All lines in the data below carrying the string "Balancer" are to be located and copied.

━━━━━ Records to use

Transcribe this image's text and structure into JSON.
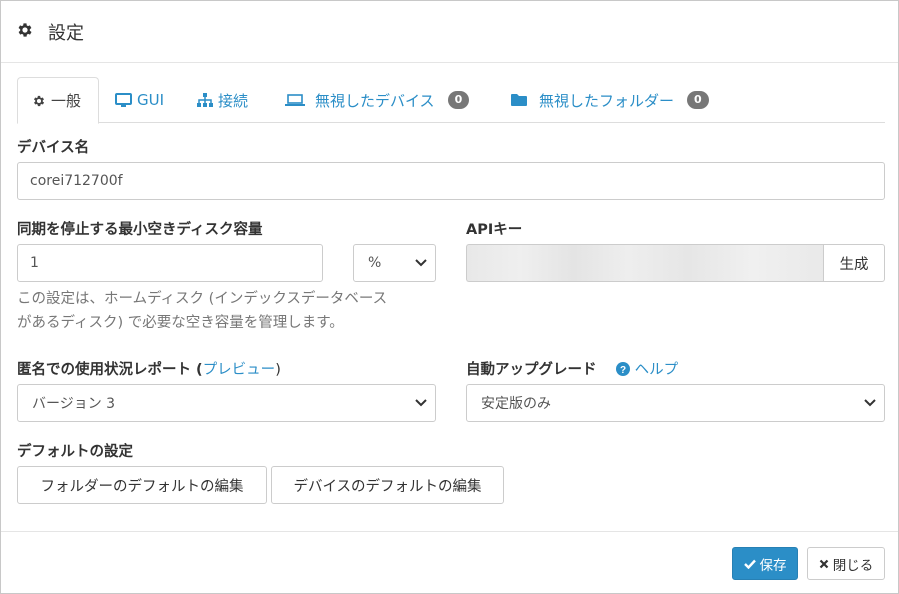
{
  "modal": {
    "title": "設定",
    "icon": "gear-icon"
  },
  "tabs": [
    {
      "label": "一般",
      "icon": "gear-icon",
      "active": true
    },
    {
      "label": "GUI",
      "icon": "monitor-icon"
    },
    {
      "label": "接続",
      "icon": "sitemap-icon"
    },
    {
      "label": "無視したデバイス",
      "icon": "laptop-icon",
      "badge": "0"
    },
    {
      "label": "無視したフォルダー",
      "icon": "folder-icon",
      "badge": "0"
    }
  ],
  "device_name": {
    "label": "デバイス名",
    "value": "corei712700f"
  },
  "min_disk": {
    "label": "同期を停止する最小空きディスク容量",
    "value": "1",
    "unit": "%",
    "help_line1": "この設定は、ホームディスク (インデックスデータベース",
    "help_line2": "があるディスク) で必要な空き容量を管理します。"
  },
  "api_key": {
    "label": "APIキー",
    "generate_label": "生成"
  },
  "usage_report": {
    "label": "匿名での使用状況レポート (",
    "preview_link": "プレビュー",
    "label_end": ")",
    "value": "バージョン 3"
  },
  "auto_upgrade": {
    "label": "自動アップグレード",
    "help_link": "ヘルプ",
    "value": "安定版のみ"
  },
  "defaults": {
    "label": "デフォルトの設定",
    "folder_button": "フォルダーのデフォルトの編集",
    "device_button": "デバイスのデフォルトの編集"
  },
  "footer": {
    "save_label": "保存",
    "close_label": "閉じる"
  },
  "colors": {
    "accent": "#2b8ec7",
    "badge": "#777777"
  }
}
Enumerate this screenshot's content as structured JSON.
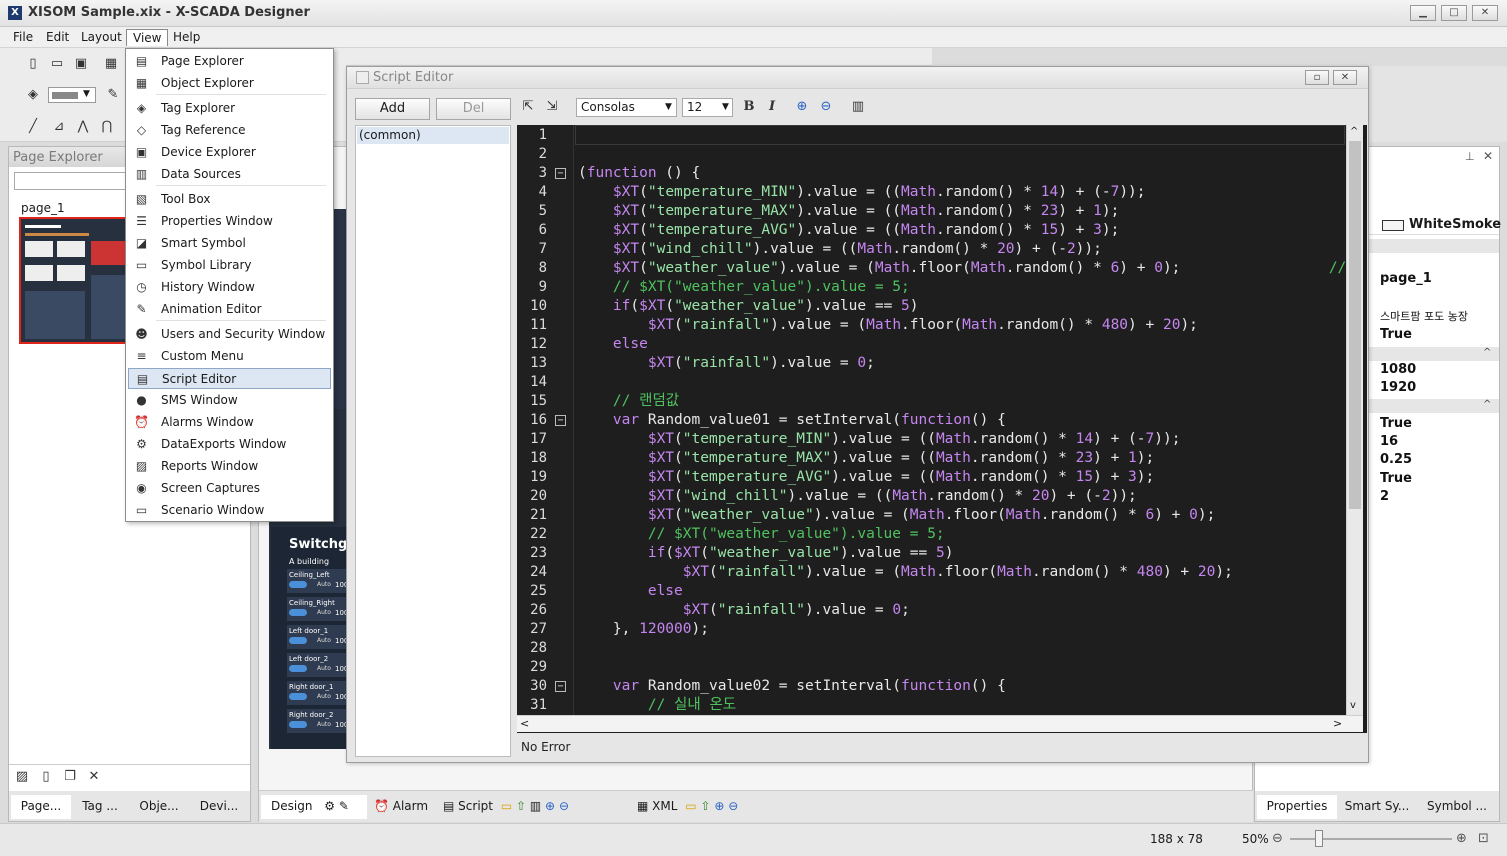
{
  "window": {
    "title": "XISOM Sample.xix - X-SCADA Designer",
    "logo": "X"
  },
  "menu": [
    "File",
    "Edit",
    "Layout",
    "View",
    "Help"
  ],
  "view_menu": [
    {
      "label": "Page Explorer",
      "icon": "page-explorer-icon",
      "glyph": "▤"
    },
    {
      "label": "Object Explorer",
      "icon": "object-explorer-icon",
      "glyph": "▦"
    },
    {
      "label": "Tag Explorer",
      "icon": "tag-explorer-icon",
      "glyph": "◈"
    },
    {
      "label": "Tag Reference",
      "icon": "tag-reference-icon",
      "glyph": "◇"
    },
    {
      "label": "Device Explorer",
      "icon": "device-explorer-icon",
      "glyph": "▣"
    },
    {
      "label": "Data Sources",
      "icon": "data-sources-icon",
      "glyph": "▥"
    },
    {
      "label": "Tool Box",
      "icon": "toolbox-icon",
      "glyph": "▧"
    },
    {
      "label": "Properties Window",
      "icon": "properties-icon",
      "glyph": "☰"
    },
    {
      "label": "Smart Symbol",
      "icon": "smart-symbol-icon",
      "glyph": "◪"
    },
    {
      "label": "Symbol Library",
      "icon": "symbol-library-icon",
      "glyph": "▭"
    },
    {
      "label": "History Window",
      "icon": "history-icon",
      "glyph": "◷"
    },
    {
      "label": "Animation Editor",
      "icon": "animation-icon",
      "glyph": "✎"
    },
    {
      "label": "Users and Security Window",
      "icon": "users-icon",
      "glyph": "☻"
    },
    {
      "label": "Custom Menu",
      "icon": "custom-menu-icon",
      "glyph": "≡"
    },
    {
      "label": "Script Editor",
      "icon": "script-editor-icon",
      "glyph": "▤"
    },
    {
      "label": "SMS Window",
      "icon": "sms-icon",
      "glyph": "●"
    },
    {
      "label": "Alarms Window",
      "icon": "alarm-icon",
      "glyph": "⏰"
    },
    {
      "label": "DataExports Window",
      "icon": "data-export-icon",
      "glyph": "⚙"
    },
    {
      "label": "Reports Window",
      "icon": "reports-icon",
      "glyph": "▨"
    },
    {
      "label": "Screen Captures",
      "icon": "camera-icon",
      "glyph": "◉"
    },
    {
      "label": "Scenario Window",
      "icon": "scenario-icon",
      "glyph": "▭"
    }
  ],
  "page_explorer": {
    "title": "Page Explorer",
    "page": "page_1",
    "tabs": [
      "Page...",
      "Tag ...",
      "Obje...",
      "Devi..."
    ]
  },
  "script_editor": {
    "title": "Script Editor",
    "add": "Add",
    "del": "Del",
    "font": "Consolas",
    "size": "12",
    "bold": "B",
    "italic": "I",
    "scripts": [
      "(common)"
    ],
    "status": "No Error"
  },
  "preview": {
    "panel_title": "Switchge",
    "building": "A building",
    "rows": [
      "Ceiling_Left",
      "Ceiling_Right",
      "Left door_1",
      "Left door_2",
      "Right door_1",
      "Right door_2"
    ],
    "auto": "Auto",
    "value": "100"
  },
  "bottom_tabs": {
    "design": "Design",
    "alarm": "Alarm",
    "script": "Script",
    "xml": "XML"
  },
  "properties": {
    "color_name": "WhiteSmoke",
    "values": [
      "page_1",
      "스마트팜 포도 농장",
      "True",
      "1080",
      "1920",
      "True",
      "16",
      "0.25",
      "True",
      "2"
    ],
    "tabs": [
      "Properties",
      "Smart Sy...",
      "Symbol ..."
    ]
  },
  "status": {
    "size": "188 x 78",
    "zoom": "50%"
  },
  "code_lines": [
    "",
    "",
    "<span class='fn'>(</span><span class='k'>function</span> () {",
    "    <span class='k'>$XT</span>(<span class='s'>\"temperature_MIN\"</span>).value = ((<span class='k'>Math</span>.random() * <span class='n'>14</span>) + (-<span class='n'>7</span>));",
    "    <span class='k'>$XT</span>(<span class='s'>\"temperature_MAX\"</span>).value = ((<span class='k'>Math</span>.random() * <span class='n'>23</span>) + <span class='n'>1</span>);",
    "    <span class='k'>$XT</span>(<span class='s'>\"temperature_AVG\"</span>).value = ((<span class='k'>Math</span>.random() * <span class='n'>15</span>) + <span class='n'>3</span>);",
    "    <span class='k'>$XT</span>(<span class='s'>\"wind_chill\"</span>).value = ((<span class='k'>Math</span>.random() * <span class='n'>20</span>) + (-<span class='n'>2</span>));",
    "    <span class='k'>$XT</span>(<span class='s'>\"weather_value\"</span>).value = (<span class='k'>Math</span>.floor(<span class='k'>Math</span>.random() * <span class='n'>6</span>) + <span class='n'>0</span>);                 <span class='c'>//</span>",
    "    <span class='c'>// $XT(\"weather_value\").value = 5;</span>",
    "    <span class='k'>if</span>(<span class='k'>$XT</span>(<span class='s'>\"weather_value\"</span>).value == <span class='n'>5</span>)",
    "        <span class='k'>$XT</span>(<span class='s'>\"rainfall\"</span>).value = (<span class='k'>Math</span>.floor(<span class='k'>Math</span>.random() * <span class='n'>480</span>) + <span class='n'>20</span>);",
    "    <span class='k'>else</span>",
    "        <span class='k'>$XT</span>(<span class='s'>\"rainfall\"</span>).value = <span class='n'>0</span>;",
    "",
    "    <span class='c'>// 랜덤값</span>",
    "    <span class='k'>var</span> Random_value01 = setInterval(<span class='k'>function</span>() {",
    "        <span class='k'>$XT</span>(<span class='s'>\"temperature_MIN\"</span>).value = ((<span class='k'>Math</span>.random() * <span class='n'>14</span>) + (-<span class='n'>7</span>));",
    "        <span class='k'>$XT</span>(<span class='s'>\"temperature_MAX\"</span>).value = ((<span class='k'>Math</span>.random() * <span class='n'>23</span>) + <span class='n'>1</span>);",
    "        <span class='k'>$XT</span>(<span class='s'>\"temperature_AVG\"</span>).value = ((<span class='k'>Math</span>.random() * <span class='n'>15</span>) + <span class='n'>3</span>);",
    "        <span class='k'>$XT</span>(<span class='s'>\"wind_chill\"</span>).value = ((<span class='k'>Math</span>.random() * <span class='n'>20</span>) + (-<span class='n'>2</span>));",
    "        <span class='k'>$XT</span>(<span class='s'>\"weather_value\"</span>).value = (<span class='k'>Math</span>.floor(<span class='k'>Math</span>.random() * <span class='n'>6</span>) + <span class='n'>0</span>);",
    "        <span class='c'>// $XT(\"weather_value\").value = 5;</span>",
    "        <span class='k'>if</span>(<span class='k'>$XT</span>(<span class='s'>\"weather_value\"</span>).value == <span class='n'>5</span>)",
    "            <span class='k'>$XT</span>(<span class='s'>\"rainfall\"</span>).value = (<span class='k'>Math</span>.floor(<span class='k'>Math</span>.random() * <span class='n'>480</span>) + <span class='n'>20</span>);",
    "        <span class='k'>else</span>",
    "            <span class='k'>$XT</span>(<span class='s'>\"rainfall\"</span>).value = <span class='n'>0</span>;",
    "    }, <span class='n'>120000</span>);",
    "",
    "",
    "    <span class='k'>var</span> Random_value02 = setInterval(<span class='k'>function</span>() {",
    "        <span class='c'>// 실내 온도</span>"
  ]
}
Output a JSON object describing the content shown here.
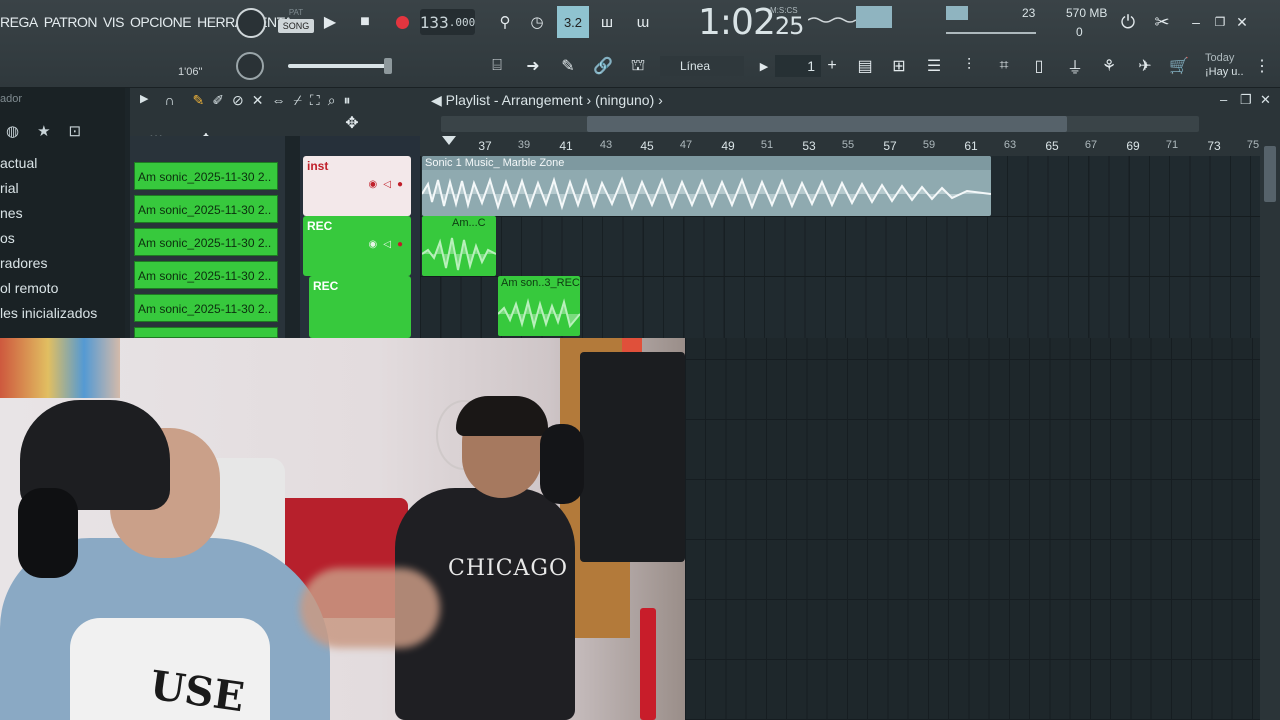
{
  "menu": {
    "items": [
      "REGA",
      "PATRON",
      "VIS",
      "OPCIONE",
      "HERRAMIENTA"
    ]
  },
  "transport": {
    "pat_label": "PAT",
    "song_label": "SONG",
    "tempo": "133",
    "tempo_decimals": ".000",
    "time_main": "1:02",
    "time_cs": "25",
    "time_format_label": "M:S:CS",
    "small_time": "1'06\"",
    "step_value": "1"
  },
  "monitor": {
    "ram": "570 MB",
    "polyphony": "0",
    "voices": "23"
  },
  "toolbar": {
    "snap_label": "Línea",
    "news_date": "Today",
    "news_text": "¡Hay u.."
  },
  "browser": {
    "title": "ador",
    "items": [
      "actual",
      "rial",
      "nes",
      "os",
      "radores",
      "ol remoto",
      "les inicializados"
    ]
  },
  "patterns": [
    "Am sonic_2025-11-30 2..",
    "Am sonic_2025-11-30 2..",
    "Am sonic_2025-11-30 2..",
    "Am sonic_2025-11-30 2..",
    "Am sonic_2025-11-30 2.."
  ],
  "playlist": {
    "title": "Playlist - Arrangement",
    "pattern": "(ninguno)",
    "ruler_ticks": [
      "37",
      "39",
      "41",
      "43",
      "45",
      "47",
      "49",
      "51",
      "53",
      "55",
      "57",
      "59",
      "61",
      "63",
      "65",
      "67",
      "69",
      "71",
      "73",
      "75"
    ],
    "tracks": [
      {
        "name": "inst",
        "color": "#f3e8ea"
      },
      {
        "name": "REC",
        "color": "#37c93d"
      },
      {
        "name": "REC",
        "color": "#37c93d"
      }
    ],
    "clips": [
      {
        "label": "Sonic 1 Music_ Marble Zone",
        "color": "#8faab0"
      },
      {
        "label": "Am...C",
        "color": "#37c93d"
      },
      {
        "label": "Am son..3_REC",
        "color": "#37c93d"
      }
    ]
  },
  "webcam": {
    "shirt_text": "CHICAGO",
    "shirt2_text": "USE"
  }
}
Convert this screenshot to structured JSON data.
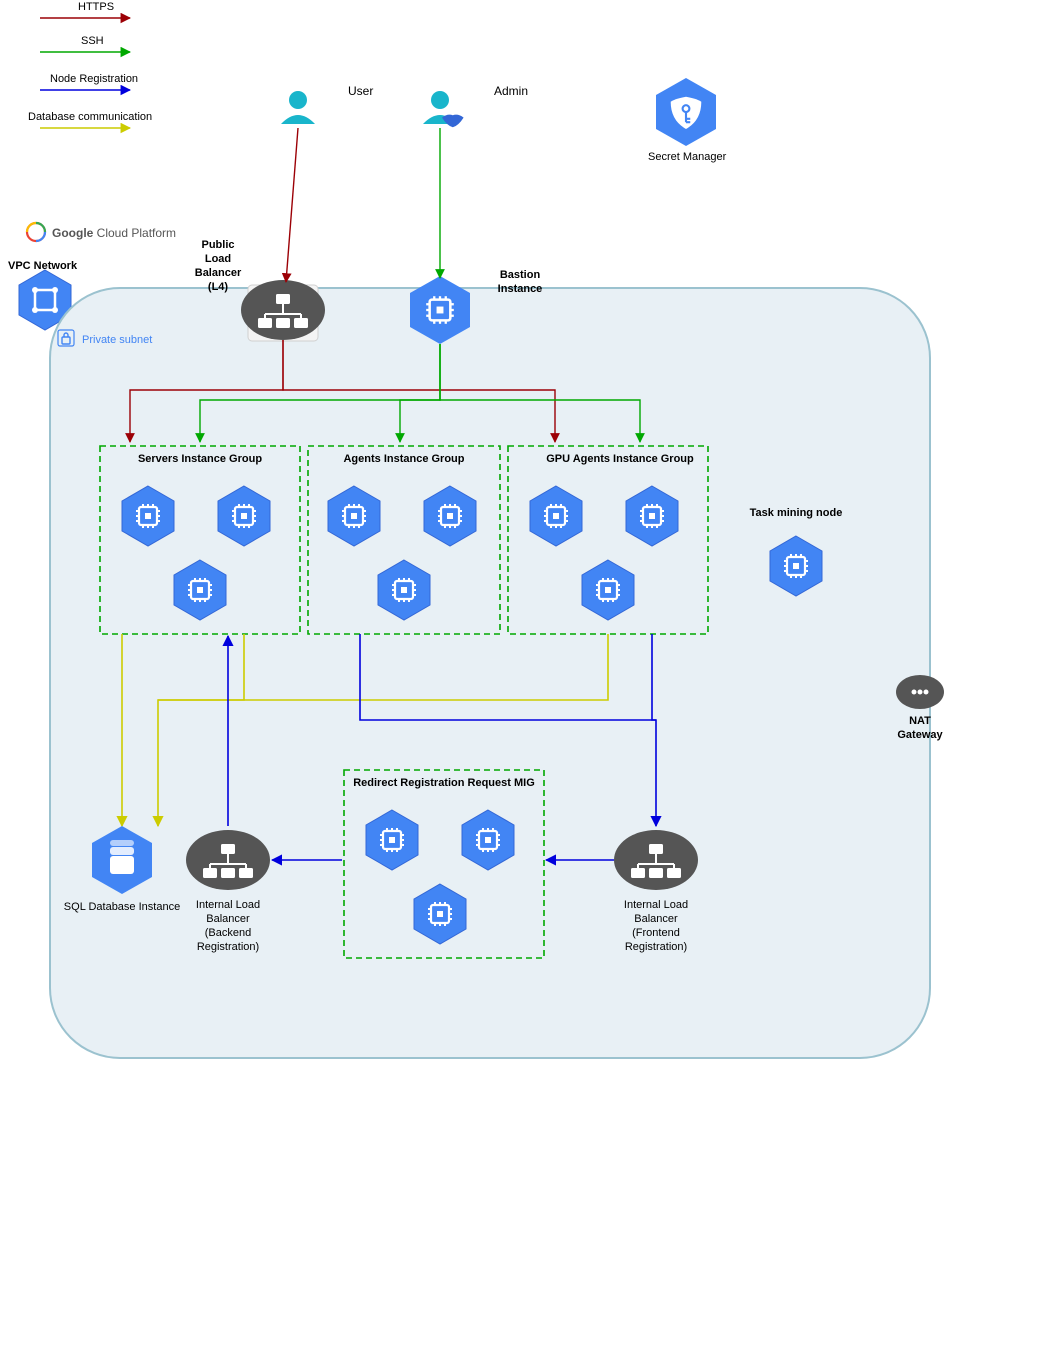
{
  "legend": {
    "https": "HTTPS",
    "ssh": "SSH",
    "node_reg": "Node Registration",
    "db_comm": "Database communication"
  },
  "actors": {
    "user": "User",
    "admin": "Admin"
  },
  "gcp": {
    "brand1": "Google",
    "brand2": " Cloud Platform"
  },
  "secret_manager": "Secret Manager",
  "vpc": "VPC Network",
  "private_subnet": "Private subnet",
  "public_lb_l1": "Public",
  "public_lb_l2": "Load",
  "public_lb_l3": "Balancer",
  "public_lb_l4": "(L4)",
  "bastion_l1": "Bastion",
  "bastion_l2": "Instance",
  "group_servers": "Servers Instance Group",
  "group_agents": "Agents Instance Group",
  "group_gpu": "GPU Agents Instance Group",
  "task_mining": "Task mining node",
  "nat_l1": "NAT",
  "nat_l2": "Gateway",
  "redirect_mig": "Redirect Registration Request MIG",
  "sql_db": "SQL Database Instance",
  "ilb_back_l1": "Internal Load",
  "ilb_back_l2": "Balancer",
  "ilb_back_l3": "(Backend",
  "ilb_back_l4": "Registration)",
  "ilb_front_l1": "Internal Load",
  "ilb_front_l2": "Balancer",
  "ilb_front_l3": "(Frontend",
  "ilb_front_l4": "Registration)",
  "colors": {
    "https": "#9c0006",
    "ssh": "#00a800",
    "node_reg": "#0000dd",
    "db_comm": "#cccc00",
    "blue": "#4285f4",
    "blue_dark": "#3367d6",
    "grey": "#555555",
    "panel": "#e8f0f5",
    "panel_border": "#9bc2cf"
  }
}
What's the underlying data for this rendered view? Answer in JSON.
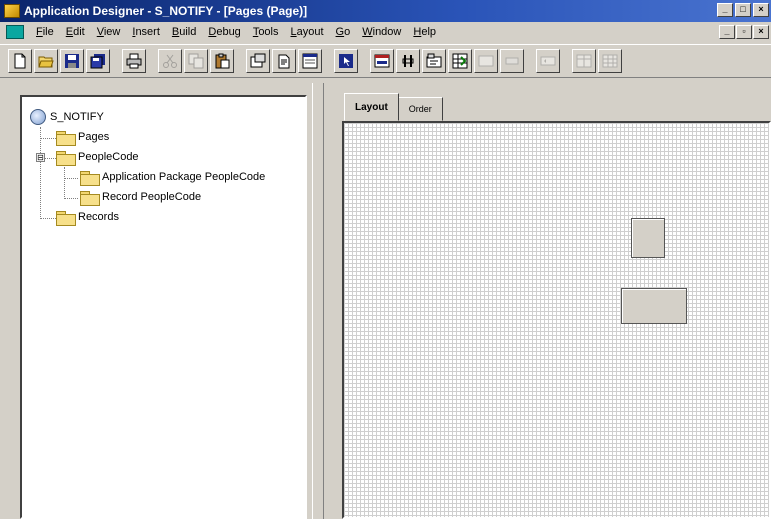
{
  "window": {
    "title": "Application Designer - S_NOTIFY - [Pages (Page)]",
    "controls": [
      "_",
      "□",
      "×"
    ]
  },
  "menu": {
    "items": [
      "File",
      "Edit",
      "View",
      "Insert",
      "Build",
      "Debug",
      "Tools",
      "Layout",
      "Go",
      "Window",
      "Help"
    ],
    "mdi_controls": [
      "_",
      "▫",
      "×"
    ]
  },
  "toolbar": {
    "buttons": [
      "new-icon",
      "open-icon",
      "save-icon",
      "save-all-icon",
      "print-icon",
      "cut-icon",
      "copy-icon",
      "paste-icon",
      "properties-icon",
      "find-icon",
      "project-icon",
      "select-icon",
      "page-field-icon",
      "field-icon",
      "tab-icon",
      "grid-icon",
      "frame-icon",
      "edit-box-icon",
      "scroll-icon",
      "group-box-icon",
      "subpage-icon"
    ]
  },
  "tree": {
    "root": "S_NOTIFY",
    "items": [
      {
        "label": "Pages",
        "level": 1
      },
      {
        "label": "PeopleCode",
        "level": 1,
        "expander": "⊟"
      },
      {
        "label": "Application Package PeopleCode",
        "level": 2
      },
      {
        "label": "Record PeopleCode",
        "level": 2
      },
      {
        "label": "Records",
        "level": 1
      }
    ]
  },
  "tabs": [
    {
      "label": "Layout",
      "active": true
    },
    {
      "label": "Order",
      "active": false
    }
  ],
  "colors": {
    "chrome": "#d4d0c8",
    "title_bar": "#0a246a",
    "grid": "#cfcfcf"
  }
}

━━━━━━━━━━

Output:
  "public_lb_l3": "Balancer",
  "ilb_back_l2": "Balancer",
  "ilb_front_l2": "Balancer",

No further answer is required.